# WHAT TO WORK ON
Before anything else, copy every record below exactly as it stands.

# RECORDS TO PROCESS
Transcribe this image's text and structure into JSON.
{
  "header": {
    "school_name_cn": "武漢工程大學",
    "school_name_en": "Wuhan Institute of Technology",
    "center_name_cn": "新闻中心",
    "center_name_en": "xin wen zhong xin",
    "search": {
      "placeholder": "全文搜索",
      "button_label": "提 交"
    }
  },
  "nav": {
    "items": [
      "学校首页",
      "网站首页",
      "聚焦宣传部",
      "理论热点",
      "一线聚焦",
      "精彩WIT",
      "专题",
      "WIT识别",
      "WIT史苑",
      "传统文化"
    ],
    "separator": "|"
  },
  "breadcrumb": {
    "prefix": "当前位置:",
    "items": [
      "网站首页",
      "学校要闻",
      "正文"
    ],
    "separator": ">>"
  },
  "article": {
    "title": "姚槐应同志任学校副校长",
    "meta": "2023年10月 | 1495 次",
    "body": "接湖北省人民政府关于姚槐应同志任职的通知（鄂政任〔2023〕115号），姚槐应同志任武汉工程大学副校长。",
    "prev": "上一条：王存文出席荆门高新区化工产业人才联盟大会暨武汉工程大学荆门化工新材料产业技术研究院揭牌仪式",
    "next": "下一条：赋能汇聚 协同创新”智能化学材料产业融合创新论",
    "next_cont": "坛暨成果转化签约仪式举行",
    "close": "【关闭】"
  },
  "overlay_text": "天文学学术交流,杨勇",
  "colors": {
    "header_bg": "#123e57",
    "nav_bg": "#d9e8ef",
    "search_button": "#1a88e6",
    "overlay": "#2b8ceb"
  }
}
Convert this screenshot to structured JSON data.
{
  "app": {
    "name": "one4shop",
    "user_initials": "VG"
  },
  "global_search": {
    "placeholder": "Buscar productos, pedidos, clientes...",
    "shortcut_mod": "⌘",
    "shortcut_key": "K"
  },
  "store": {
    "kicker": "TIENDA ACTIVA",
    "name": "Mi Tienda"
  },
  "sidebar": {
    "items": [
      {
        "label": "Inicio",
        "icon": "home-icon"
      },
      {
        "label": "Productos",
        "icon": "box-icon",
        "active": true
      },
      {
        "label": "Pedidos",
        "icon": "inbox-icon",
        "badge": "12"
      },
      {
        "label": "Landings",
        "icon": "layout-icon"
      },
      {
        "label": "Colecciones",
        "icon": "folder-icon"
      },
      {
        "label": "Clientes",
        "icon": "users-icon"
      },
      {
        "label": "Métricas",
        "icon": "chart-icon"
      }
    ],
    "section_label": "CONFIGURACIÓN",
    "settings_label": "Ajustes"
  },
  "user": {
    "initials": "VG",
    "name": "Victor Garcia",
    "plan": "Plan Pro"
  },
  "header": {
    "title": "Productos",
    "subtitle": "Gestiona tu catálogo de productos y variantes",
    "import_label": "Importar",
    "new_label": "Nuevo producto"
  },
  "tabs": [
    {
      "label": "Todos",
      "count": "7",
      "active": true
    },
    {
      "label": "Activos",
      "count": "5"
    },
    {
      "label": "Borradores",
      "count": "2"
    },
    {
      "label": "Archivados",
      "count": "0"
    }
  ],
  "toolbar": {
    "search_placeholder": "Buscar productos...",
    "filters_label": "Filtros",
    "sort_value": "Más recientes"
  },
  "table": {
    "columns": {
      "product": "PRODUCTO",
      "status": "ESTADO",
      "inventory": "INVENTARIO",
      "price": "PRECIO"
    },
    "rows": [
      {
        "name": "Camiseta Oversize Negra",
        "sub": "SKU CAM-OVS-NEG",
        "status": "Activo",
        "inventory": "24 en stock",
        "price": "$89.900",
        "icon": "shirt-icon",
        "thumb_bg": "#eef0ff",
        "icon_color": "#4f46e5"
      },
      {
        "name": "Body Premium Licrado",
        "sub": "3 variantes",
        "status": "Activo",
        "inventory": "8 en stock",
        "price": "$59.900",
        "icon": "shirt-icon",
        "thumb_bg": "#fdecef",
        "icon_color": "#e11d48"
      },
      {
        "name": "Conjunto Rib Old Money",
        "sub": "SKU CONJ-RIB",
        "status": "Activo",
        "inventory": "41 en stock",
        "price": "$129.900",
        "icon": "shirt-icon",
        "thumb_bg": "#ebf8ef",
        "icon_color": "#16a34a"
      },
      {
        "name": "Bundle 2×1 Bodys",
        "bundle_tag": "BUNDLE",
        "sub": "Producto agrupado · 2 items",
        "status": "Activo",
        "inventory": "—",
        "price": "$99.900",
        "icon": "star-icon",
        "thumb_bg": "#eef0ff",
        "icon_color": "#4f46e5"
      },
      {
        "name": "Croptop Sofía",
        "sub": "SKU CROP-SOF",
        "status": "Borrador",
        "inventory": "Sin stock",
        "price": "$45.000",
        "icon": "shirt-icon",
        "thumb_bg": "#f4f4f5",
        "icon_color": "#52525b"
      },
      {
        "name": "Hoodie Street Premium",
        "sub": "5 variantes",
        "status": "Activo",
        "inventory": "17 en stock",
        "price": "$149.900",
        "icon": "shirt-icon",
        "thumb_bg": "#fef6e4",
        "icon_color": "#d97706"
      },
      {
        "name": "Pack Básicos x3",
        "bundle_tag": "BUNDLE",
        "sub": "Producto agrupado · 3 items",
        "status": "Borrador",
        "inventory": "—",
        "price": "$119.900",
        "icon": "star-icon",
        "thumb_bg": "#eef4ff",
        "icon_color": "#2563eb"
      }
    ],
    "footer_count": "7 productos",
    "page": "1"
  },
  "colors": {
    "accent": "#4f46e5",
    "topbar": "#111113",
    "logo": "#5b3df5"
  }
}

# ANSWER TO THIS EXERCISE
Transcribe this image's text and structure into JSON.
{
  "header": {
    "school_name_cn": "武漢工程大學",
    "school_name_en": "Wuhan Institute of Technology",
    "center_name_cn": "新闻中心",
    "center_name_en": "xin wen zhong xin",
    "search": {
      "placeholder": "全文搜索",
      "button_label": "提 交"
    }
  },
  "nav": {
    "items": [
      "学校首页",
      "网站首页",
      "聚焦宣传部",
      "理论热点",
      "一线聚焦",
      "精彩WIT",
      "专题",
      "WIT识别",
      "WIT史苑",
      "传统文化"
    ],
    "separator": "|"
  },
  "breadcrumb": {
    "prefix": "当前位置:",
    "items": [
      "网站首页",
      "学校要闻",
      "正文"
    ],
    "separator": ">>"
  },
  "article": {
    "title": "姚槐应同志任学校副校长",
    "meta": "2023年10月 | 1495 次",
    "body": "接湖北省人民政府关于姚槐应同志任职的通知（鄂政任〔2023〕115号），姚槐应同志任武汉工程大学副校长。",
    "prev": "上一条：王存文出席荆门高新区化工产业人才联盟大会暨武汉工程大学荆门化工新材料产业技术研究院揭牌仪式",
    "next": "下一条：赋能汇聚 协同创新”智能化学材料产业融合创新论",
    "next_cont": "坛暨成果转化签约仪式举行",
    "close": "【关闭】"
  },
  "overlay_text": "天文学学术交流,杨勇",
  "colors": {
    "header_bg": "#123e57",
    "nav_bg": "#d9e8ef",
    "search_button": "#1a88e6",
    "overlay": "#2b8ceb"
  }
}
Convert this screenshot to structured JSON data.
{
  "app": {
    "name": "one4shop",
    "user_initials": "VG"
  },
  "global_search": {
    "placeholder": "Buscar productos, pedidos, clientes...",
    "shortcut_mod": "⌘",
    "shortcut_key": "K"
  },
  "store": {
    "kicker": "TIENDA ACTIVA",
    "name": "Mi Tienda"
  },
  "sidebar": {
    "items": [
      {
        "label": "Inicio",
        "icon": "home-icon"
      },
      {
        "label": "Productos",
        "icon": "box-icon",
        "active": true
      },
      {
        "label": "Pedidos",
        "icon": "inbox-icon",
        "badge": "12"
      },
      {
        "label": "Landings",
        "icon": "layout-icon"
      },
      {
        "label": "Colecciones",
        "icon": "folder-icon"
      },
      {
        "label": "Clientes",
        "icon": "users-icon"
      },
      {
        "label": "Métricas",
        "icon": "chart-icon"
      }
    ],
    "section_label": "CONFIGURACIÓN",
    "settings_label": "Ajustes"
  },
  "user": {
    "initials": "VG",
    "name": "Victor Garcia",
    "plan": "Plan Pro"
  },
  "header": {
    "title": "Productos",
    "subtitle": "Gestiona tu catálogo de productos y variantes",
    "import_label": "Importar",
    "new_label": "Nuevo producto"
  },
  "tabs": [
    {
      "label": "Todos",
      "count": "7",
      "active": true
    },
    {
      "label": "Activos",
      "count": "5"
    },
    {
      "label": "Borradores",
      "count": "2"
    },
    {
      "label": "Archivados",
      "count": "0"
    }
  ],
  "toolbar": {
    "search_placeholder": "Buscar productos...",
    "filters_label": "Filtros",
    "sort_value": "Más recientes"
  },
  "table": {
    "columns": {
      "product": "PRODUCTO",
      "status": "ESTADO",
      "inventory": "INVENTARIO",
      "price": "PRECIO"
    },
    "rows": [
      {
        "name": "Camiseta Oversize Negra",
        "sub": "SKU CAM-OVS-NEG",
        "status": "Activo",
        "inventory": "24 en stock",
        "price": "$89.900",
        "icon": "shirt-icon",
        "thumb_bg": "#eef0ff",
        "icon_color": "#4f46e5"
      },
      {
        "name": "Body Premium Licrado",
        "sub": "3 variantes",
        "status": "Activo",
        "inventory": "8 en stock",
        "price": "$59.900",
        "icon": "shirt-icon",
        "thumb_bg": "#fdecef",
        "icon_color": "#e11d48"
      },
      {
        "name": "Conjunto Rib Old Money",
        "sub": "SKU CONJ-RIB",
        "status": "Activo",
        "inventory": "41 en stock",
        "price": "$129.900",
        "icon": "shirt-icon",
        "thumb_bg": "#ebf8ef",
        "icon_color": "#16a34a"
      },
      {
        "name": "Bundle 2×1 Bodys",
        "bundle_tag": "BUNDLE",
        "sub": "Producto agrupado · 2 items",
        "status": "Activo",
        "inventory": "—",
        "price": "$99.900",
        "icon": "star-icon",
        "thumb_bg": "#eef0ff",
        "icon_color": "#4f46e5"
      },
      {
        "name": "Croptop Sofía",
        "sub": "SKU CROP-SOF",
        "status": "Borrador",
        "inventory": "Sin stock",
        "price": "$45.000",
        "icon": "shirt-icon",
        "thumb_bg": "#f4f4f5",
        "icon_color": "#52525b"
      },
      {
        "name": "Hoodie Street Premium",
        "sub": "5 variantes",
        "status": "Activo",
        "inventory": "17 en stock",
        "price": "$149.900",
        "icon": "shirt-icon",
        "thumb_bg": "#fef6e4",
        "icon_color": "#d97706"
      },
      {
        "name": "Pack Básicos x3",
        "bundle_tag": "BUNDLE",
        "sub": "Producto agrupado · 3 items",
        "status": "Borrador",
        "inventory": "—",
        "price": "$119.900",
        "icon": "star-icon",
        "thumb_bg": "#eef4ff",
        "icon_color": "#2563eb"
      }
    ],
    "footer_count": "7 productos",
    "page": "1"
  },
  "colors": {
    "accent": "#4f46e5",
    "topbar": "#111113",
    "logo": "#5b3df5"
  }
}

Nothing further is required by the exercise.